**Given information:**
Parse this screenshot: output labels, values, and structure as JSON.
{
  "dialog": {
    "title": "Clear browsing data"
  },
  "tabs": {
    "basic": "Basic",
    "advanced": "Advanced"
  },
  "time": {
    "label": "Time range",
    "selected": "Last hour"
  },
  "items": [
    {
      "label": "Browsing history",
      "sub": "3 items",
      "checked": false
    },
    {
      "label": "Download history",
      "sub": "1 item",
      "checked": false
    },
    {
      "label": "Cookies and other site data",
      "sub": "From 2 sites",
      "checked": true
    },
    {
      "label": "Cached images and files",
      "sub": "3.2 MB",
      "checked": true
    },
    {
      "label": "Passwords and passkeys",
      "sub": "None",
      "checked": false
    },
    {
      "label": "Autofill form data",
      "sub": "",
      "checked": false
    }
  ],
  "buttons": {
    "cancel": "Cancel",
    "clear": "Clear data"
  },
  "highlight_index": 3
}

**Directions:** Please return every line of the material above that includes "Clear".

**Solved problem:**
    "title": "Clear browsing data"
    "clear": "Clear data"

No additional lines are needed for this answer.